**Task item:** For each line below, return an exact copy.

(Records from a data collection)
──────────────────────────────

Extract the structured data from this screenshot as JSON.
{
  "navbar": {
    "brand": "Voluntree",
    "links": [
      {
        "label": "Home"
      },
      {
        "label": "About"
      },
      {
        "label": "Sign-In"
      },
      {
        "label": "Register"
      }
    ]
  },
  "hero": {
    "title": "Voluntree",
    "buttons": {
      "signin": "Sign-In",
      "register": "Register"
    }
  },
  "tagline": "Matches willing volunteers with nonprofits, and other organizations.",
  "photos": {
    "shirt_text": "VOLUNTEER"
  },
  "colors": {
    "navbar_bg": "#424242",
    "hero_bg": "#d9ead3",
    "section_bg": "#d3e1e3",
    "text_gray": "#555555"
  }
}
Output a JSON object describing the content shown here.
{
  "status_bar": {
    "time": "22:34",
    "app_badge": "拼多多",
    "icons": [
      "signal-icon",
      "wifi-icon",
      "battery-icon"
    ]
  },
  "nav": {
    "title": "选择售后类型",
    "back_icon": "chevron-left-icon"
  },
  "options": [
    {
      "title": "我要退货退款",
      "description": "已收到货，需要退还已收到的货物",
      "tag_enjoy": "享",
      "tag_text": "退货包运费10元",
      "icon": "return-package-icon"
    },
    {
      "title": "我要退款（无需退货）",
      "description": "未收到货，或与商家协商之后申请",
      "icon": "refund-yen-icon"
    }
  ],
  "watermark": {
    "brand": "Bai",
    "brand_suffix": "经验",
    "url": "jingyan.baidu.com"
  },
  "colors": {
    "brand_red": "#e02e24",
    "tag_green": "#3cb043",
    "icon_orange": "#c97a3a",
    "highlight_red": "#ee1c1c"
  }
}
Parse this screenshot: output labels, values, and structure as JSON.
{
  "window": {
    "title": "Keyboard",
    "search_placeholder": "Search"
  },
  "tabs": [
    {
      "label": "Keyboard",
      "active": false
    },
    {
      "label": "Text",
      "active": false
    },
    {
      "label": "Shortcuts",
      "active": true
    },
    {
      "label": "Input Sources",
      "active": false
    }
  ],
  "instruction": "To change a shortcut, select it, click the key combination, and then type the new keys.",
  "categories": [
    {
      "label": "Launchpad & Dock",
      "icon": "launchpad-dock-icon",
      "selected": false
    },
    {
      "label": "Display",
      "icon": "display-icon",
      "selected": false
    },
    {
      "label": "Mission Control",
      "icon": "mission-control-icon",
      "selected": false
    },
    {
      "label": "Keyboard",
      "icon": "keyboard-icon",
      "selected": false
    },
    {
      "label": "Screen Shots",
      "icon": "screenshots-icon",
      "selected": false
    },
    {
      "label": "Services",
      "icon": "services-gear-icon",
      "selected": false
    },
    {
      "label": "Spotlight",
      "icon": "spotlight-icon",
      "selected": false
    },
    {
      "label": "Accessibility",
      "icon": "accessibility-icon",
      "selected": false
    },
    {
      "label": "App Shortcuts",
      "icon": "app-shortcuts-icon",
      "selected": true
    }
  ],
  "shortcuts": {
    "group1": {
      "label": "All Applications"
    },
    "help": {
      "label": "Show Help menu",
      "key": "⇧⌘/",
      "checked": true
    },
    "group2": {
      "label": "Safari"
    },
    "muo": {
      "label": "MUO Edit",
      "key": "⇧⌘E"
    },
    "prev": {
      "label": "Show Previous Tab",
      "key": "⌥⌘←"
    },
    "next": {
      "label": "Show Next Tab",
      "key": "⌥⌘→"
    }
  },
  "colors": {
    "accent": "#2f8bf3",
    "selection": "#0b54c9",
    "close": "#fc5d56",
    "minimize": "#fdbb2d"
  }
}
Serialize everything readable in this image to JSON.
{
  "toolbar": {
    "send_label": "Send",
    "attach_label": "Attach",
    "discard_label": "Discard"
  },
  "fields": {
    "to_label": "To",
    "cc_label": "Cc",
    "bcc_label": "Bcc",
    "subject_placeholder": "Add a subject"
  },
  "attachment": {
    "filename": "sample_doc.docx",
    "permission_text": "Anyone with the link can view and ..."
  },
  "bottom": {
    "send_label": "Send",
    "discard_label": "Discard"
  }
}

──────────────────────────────

**The answer:**
Extract the structured data from this screenshot as JSON.
{
  "navbar": {
    "brand": "Voluntree",
    "links": [
      {
        "label": "Home"
      },
      {
        "label": "About"
      },
      {
        "label": "Sign-In"
      },
      {
        "label": "Register"
      }
    ]
  },
  "hero": {
    "title": "Voluntree",
    "buttons": {
      "signin": "Sign-In",
      "register": "Register"
    }
  },
  "tagline": "Matches willing volunteers with nonprofits, and other organizations.",
  "photos": {
    "shirt_text": "VOLUNTEER"
  },
  "colors": {
    "navbar_bg": "#424242",
    "hero_bg": "#d9ead3",
    "section_bg": "#d3e1e3",
    "text_gray": "#555555"
  }
}
Output a JSON object describing the content shown here.
{
  "status_bar": {
    "time": "22:34",
    "app_badge": "拼多多",
    "icons": [
      "signal-icon",
      "wifi-icon",
      "battery-icon"
    ]
  },
  "nav": {
    "title": "选择售后类型",
    "back_icon": "chevron-left-icon"
  },
  "options": [
    {
      "title": "我要退货退款",
      "description": "已收到货，需要退还已收到的货物",
      "tag_enjoy": "享",
      "tag_text": "退货包运费10元",
      "icon": "return-package-icon"
    },
    {
      "title": "我要退款（无需退货）",
      "description": "未收到货，或与商家协商之后申请",
      "icon": "refund-yen-icon"
    }
  ],
  "watermark": {
    "brand": "Bai",
    "brand_suffix": "经验",
    "url": "jingyan.baidu.com"
  },
  "colors": {
    "brand_red": "#e02e24",
    "tag_green": "#3cb043",
    "icon_orange": "#c97a3a",
    "highlight_red": "#ee1c1c"
  }
}
Parse this screenshot: output labels, values, and structure as JSON.
{
  "window": {
    "title": "Keyboard",
    "search_placeholder": "Search"
  },
  "tabs": [
    {
      "label": "Keyboard",
      "active": false
    },
    {
      "label": "Text",
      "active": false
    },
    {
      "label": "Shortcuts",
      "active": true
    },
    {
      "label": "Input Sources",
      "active": false
    }
  ],
  "instruction": "To change a shortcut, select it, click the key combination, and then type the new keys.",
  "categories": [
    {
      "label": "Launchpad & Dock",
      "icon": "launchpad-dock-icon",
      "selected": false
    },
    {
      "label": "Display",
      "icon": "display-icon",
      "selected": false
    },
    {
      "label": "Mission Control",
      "icon": "mission-control-icon",
      "selected": false
    },
    {
      "label": "Keyboard",
      "icon": "keyboard-icon",
      "selected": false
    },
    {
      "label": "Screen Shots",
      "icon": "screenshots-icon",
      "selected": false
    },
    {
      "label": "Services",
      "icon": "services-gear-icon",
      "selected": false
    },
    {
      "label": "Spotlight",
      "icon": "spotlight-icon",
      "selected": false
    },
    {
      "label": "Accessibility",
      "icon": "accessibility-icon",
      "selected": false
    },
    {
      "label": "App Shortcuts",
      "icon": "app-shortcuts-icon",
      "selected": true
    }
  ],
  "shortcuts": {
    "group1": {
      "label": "All Applications"
    },
    "help": {
      "label": "Show Help menu",
      "key": "⇧⌘/",
      "checked": true
    },
    "group2": {
      "label": "Safari"
    },
    "muo": {
      "label": "MUO Edit",
      "key": "⇧⌘E"
    },
    "prev": {
      "label": "Show Previous Tab",
      "key": "⌥⌘←"
    },
    "next": {
      "label": "Show Next Tab",
      "key": "⌥⌘→"
    }
  },
  "colors": {
    "accent": "#2f8bf3",
    "selection": "#0b54c9",
    "close": "#fc5d56",
    "minimize": "#fdbb2d"
  }
}
Serialize everything readable in this image to JSON.
{
  "toolbar": {
    "send_label": "Send",
    "attach_label": "Attach",
    "discard_label": "Discard"
  },
  "fields": {
    "to_label": "To",
    "cc_label": "Cc",
    "bcc_label": "Bcc",
    "subject_placeholder": "Add a subject"
  },
  "attachment": {
    "filename": "sample_doc.docx",
    "permission_text": "Anyone with the link can view and ..."
  },
  "bottom": {
    "send_label": "Send",
    "discard_label": "Discard"
  }
}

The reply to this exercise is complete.